A reader wonders whether Apple is trying to squeeze out its competition with its new products. Other topics: cheques, schools and childcare.
An Apple for every day?
In reference to Bank chief calls for an end to cheques (October 24), I am surprised that there are still so many cheques floating around in the UAE.
In my home country of Australia, it is now very unusual to see a cheque at all. If you want a chequebook from a bank, you must ask for one - and then the bank staff will probably advise you to make electronic payments instead.
For many years now, I have paid all my bills and sent gifts of money to family members via online banking. I have even paid tradespeople in this way, by transferring money directly to their nominated bank account.
Here in the UAE, I pay my utility bills electronically, and I certainly would not even contemplate writing a cheque for this purpose.
I don't have a home loan here but, as I understand it, some lenders require customers to write cheques to cover future mortgage payments.
Surely there are far better ways to secure a loan. Mark Tucker, Abu Dhabi
The best thing is to create a system where the cheques are checked electronically and run through a central clearing mechanism.
I believe this could eliminate more than 75 per cent of cheque returns.
Abdulla Al Binali, Dubai
Education system lacks competition
I really have a hard time seeing New Gems schools will accommodate 33,000 children (October 23) as good news.
I am concerned that a single for-profit educational organisation controls such a large part of this essential industry.
Gems offers a reasonable quality of education, but I would much rather see other companies come in to create real competition and help drive prices down.
Donald Glass, Abu Dhabi
Home care best if you can afford it
I am writing in reference to the story about childcare, Are you damaging your child? (October 23)
As a father, I made many financial sacrifices to keep my child out of day care. I believe it would have been harmful to my son at such a young age.
I wish our economy was structured differently, and that a middle-class income would make it possible for everyone to live the way our parents did.
J Jay, Dubai
Call to support local farming
One issue relevant to Fresh goat's milk? Here's how (October 24) is the lack of investment into enabling farmers to grow produce here in the UAE.

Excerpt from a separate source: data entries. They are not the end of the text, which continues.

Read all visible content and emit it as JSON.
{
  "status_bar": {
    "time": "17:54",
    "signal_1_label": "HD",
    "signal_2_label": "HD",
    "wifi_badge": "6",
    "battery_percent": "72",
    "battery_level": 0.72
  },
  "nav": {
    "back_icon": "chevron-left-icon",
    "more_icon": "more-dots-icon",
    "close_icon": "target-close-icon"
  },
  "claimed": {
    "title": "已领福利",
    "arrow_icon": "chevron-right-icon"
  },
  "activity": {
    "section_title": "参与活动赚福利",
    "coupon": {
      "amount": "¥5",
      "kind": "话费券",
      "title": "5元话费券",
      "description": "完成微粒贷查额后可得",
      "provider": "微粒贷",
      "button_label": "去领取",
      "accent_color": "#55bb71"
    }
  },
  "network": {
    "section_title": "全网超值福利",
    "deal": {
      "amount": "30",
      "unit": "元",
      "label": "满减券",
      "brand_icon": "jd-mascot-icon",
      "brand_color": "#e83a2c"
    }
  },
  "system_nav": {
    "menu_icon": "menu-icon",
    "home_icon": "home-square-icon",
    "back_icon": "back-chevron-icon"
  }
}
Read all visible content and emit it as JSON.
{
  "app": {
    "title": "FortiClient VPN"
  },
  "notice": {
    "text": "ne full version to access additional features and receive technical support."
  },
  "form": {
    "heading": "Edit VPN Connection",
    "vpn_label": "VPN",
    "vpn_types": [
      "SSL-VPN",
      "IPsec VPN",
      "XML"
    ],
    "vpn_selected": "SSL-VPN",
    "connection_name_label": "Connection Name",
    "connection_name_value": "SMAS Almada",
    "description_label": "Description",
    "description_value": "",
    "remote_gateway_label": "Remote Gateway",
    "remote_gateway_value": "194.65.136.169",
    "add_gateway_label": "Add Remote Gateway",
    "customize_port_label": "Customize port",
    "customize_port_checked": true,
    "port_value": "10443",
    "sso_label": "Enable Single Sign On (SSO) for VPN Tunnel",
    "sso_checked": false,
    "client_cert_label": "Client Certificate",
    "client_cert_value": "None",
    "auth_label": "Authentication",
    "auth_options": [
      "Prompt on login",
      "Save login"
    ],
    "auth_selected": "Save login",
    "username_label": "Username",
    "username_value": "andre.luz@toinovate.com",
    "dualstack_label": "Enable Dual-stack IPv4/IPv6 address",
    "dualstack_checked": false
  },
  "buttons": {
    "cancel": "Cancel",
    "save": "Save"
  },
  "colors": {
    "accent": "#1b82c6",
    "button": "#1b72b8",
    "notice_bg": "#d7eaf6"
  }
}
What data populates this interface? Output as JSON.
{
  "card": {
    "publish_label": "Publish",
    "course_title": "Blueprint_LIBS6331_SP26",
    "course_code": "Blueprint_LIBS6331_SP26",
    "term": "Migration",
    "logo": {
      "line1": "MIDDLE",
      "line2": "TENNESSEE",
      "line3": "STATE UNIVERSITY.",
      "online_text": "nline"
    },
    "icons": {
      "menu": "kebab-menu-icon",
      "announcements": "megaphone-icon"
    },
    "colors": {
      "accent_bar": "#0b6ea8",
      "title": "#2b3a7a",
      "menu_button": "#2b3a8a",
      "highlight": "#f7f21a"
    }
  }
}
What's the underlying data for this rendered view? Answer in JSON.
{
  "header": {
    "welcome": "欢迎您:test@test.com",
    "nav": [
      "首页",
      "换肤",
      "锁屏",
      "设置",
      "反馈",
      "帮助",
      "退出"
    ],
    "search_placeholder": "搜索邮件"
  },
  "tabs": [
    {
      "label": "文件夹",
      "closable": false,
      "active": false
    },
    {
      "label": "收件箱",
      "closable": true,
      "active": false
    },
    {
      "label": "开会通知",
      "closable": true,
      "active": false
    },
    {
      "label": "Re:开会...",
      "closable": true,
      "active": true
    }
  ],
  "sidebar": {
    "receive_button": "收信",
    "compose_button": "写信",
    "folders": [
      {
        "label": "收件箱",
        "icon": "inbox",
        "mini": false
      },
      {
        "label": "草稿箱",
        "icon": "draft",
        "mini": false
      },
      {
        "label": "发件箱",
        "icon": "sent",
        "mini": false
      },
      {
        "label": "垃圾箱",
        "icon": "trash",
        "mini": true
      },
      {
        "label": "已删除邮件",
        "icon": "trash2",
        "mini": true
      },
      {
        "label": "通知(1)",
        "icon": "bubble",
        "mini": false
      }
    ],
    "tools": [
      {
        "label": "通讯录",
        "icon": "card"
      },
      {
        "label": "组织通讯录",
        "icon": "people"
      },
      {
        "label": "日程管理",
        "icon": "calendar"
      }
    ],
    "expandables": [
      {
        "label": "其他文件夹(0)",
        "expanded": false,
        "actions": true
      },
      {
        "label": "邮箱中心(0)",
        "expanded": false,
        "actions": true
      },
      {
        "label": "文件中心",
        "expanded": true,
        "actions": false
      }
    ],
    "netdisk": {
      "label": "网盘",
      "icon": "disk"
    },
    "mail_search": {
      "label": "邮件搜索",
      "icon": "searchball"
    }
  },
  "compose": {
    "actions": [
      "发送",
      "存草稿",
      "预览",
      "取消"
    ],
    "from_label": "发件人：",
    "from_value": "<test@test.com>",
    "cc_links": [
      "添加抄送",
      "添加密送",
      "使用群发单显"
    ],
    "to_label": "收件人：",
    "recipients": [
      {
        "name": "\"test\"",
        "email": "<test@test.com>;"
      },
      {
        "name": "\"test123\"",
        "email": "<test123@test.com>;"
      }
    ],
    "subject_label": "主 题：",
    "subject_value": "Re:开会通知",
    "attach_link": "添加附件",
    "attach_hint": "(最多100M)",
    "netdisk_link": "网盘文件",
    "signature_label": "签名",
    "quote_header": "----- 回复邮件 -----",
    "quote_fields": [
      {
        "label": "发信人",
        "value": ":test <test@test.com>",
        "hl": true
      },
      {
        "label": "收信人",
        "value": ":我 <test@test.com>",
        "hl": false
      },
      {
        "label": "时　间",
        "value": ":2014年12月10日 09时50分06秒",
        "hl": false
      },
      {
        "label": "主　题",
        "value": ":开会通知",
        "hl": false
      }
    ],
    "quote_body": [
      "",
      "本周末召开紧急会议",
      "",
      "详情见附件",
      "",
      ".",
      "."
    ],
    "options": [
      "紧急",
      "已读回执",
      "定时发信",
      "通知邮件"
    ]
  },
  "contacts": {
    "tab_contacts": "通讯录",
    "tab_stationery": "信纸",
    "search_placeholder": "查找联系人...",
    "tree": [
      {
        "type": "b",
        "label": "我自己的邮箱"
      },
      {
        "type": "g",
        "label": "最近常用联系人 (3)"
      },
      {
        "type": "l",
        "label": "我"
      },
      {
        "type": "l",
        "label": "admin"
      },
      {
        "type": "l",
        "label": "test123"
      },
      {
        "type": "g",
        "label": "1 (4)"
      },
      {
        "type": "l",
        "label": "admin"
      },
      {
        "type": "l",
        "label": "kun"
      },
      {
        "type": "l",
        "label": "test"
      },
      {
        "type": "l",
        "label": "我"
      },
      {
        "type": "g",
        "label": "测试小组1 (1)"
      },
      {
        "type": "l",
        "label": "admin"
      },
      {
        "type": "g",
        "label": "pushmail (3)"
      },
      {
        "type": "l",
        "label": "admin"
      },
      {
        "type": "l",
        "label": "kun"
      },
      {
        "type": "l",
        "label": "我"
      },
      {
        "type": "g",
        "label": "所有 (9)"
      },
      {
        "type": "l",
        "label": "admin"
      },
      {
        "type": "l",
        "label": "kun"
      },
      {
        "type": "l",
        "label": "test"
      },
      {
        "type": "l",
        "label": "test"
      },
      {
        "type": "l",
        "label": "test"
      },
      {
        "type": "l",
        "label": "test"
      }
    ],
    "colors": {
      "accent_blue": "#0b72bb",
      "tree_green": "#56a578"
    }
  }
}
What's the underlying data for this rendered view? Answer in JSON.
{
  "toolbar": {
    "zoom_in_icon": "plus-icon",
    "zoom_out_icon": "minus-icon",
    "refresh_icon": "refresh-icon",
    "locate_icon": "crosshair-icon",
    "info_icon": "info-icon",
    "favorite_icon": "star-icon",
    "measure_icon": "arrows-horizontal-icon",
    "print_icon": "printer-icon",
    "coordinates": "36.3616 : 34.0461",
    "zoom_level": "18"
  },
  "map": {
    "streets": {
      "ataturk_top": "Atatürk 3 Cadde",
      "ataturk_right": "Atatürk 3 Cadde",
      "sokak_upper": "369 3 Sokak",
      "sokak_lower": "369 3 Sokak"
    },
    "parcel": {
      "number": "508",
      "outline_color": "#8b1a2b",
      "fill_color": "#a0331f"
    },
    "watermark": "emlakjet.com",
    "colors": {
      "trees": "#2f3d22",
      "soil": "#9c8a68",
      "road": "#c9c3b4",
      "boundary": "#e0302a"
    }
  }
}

Farming locally leaves a smaller carbon footprint and the stock gets to the store a lot quicker.
K Fuzi, Dubai
Nuclear free must apply to Israel, too
Israel is reliably estimated by US scientists to have built-up a secret arsenal of up to 400 nuclear warheads, together with a second strike capability from its German-made nuclear-armed submarines.
Clearly, the UN Security Council must enforce a nuclear weapons free zone to include both Israel and Iran, but it must be supported by the US.
This is what the UK government wants and so should America.
Douglas Reed, UK
Smaller iPads are just the beginning
Well, by now we know the answer to the question you posed in Will Apple go small in tablet wars? (October 23).
Maybe the real question is: does Apple want to squeeze out all the competition and conquer the world of technology?
As your article pointed out, Apple needed to release the smaller iPad to keep up with the 7-inch tablets that are being released by other companies.
Apple is certainly looking over its shoulder at what the likes of Samsung, Amazon and Microsoft are doing.
But by all accounts it was a huge launch on Wednesday, with not just a smaller iPad released but a new Macbook, too.
Importantly, there was also a change to the specifications of the iPad that was released earlier this year. The "big iPad" now has twice the speed due to a better chip, plus longer battery life, the new Lightning connector and other enhancements.
This must surely come as a disappointment to those buyers who took the plunge just a few months ago and thought they were getting a device that would remain state of the art for at least a year or two.
No matter what you buy these days, it seems there is something better just around the corner. And, even without Steve Jobs at the helm, Apple continues to be able to persuade us that whatever it makes is a "must-have" item.
Trevor Long, Abu Dhabi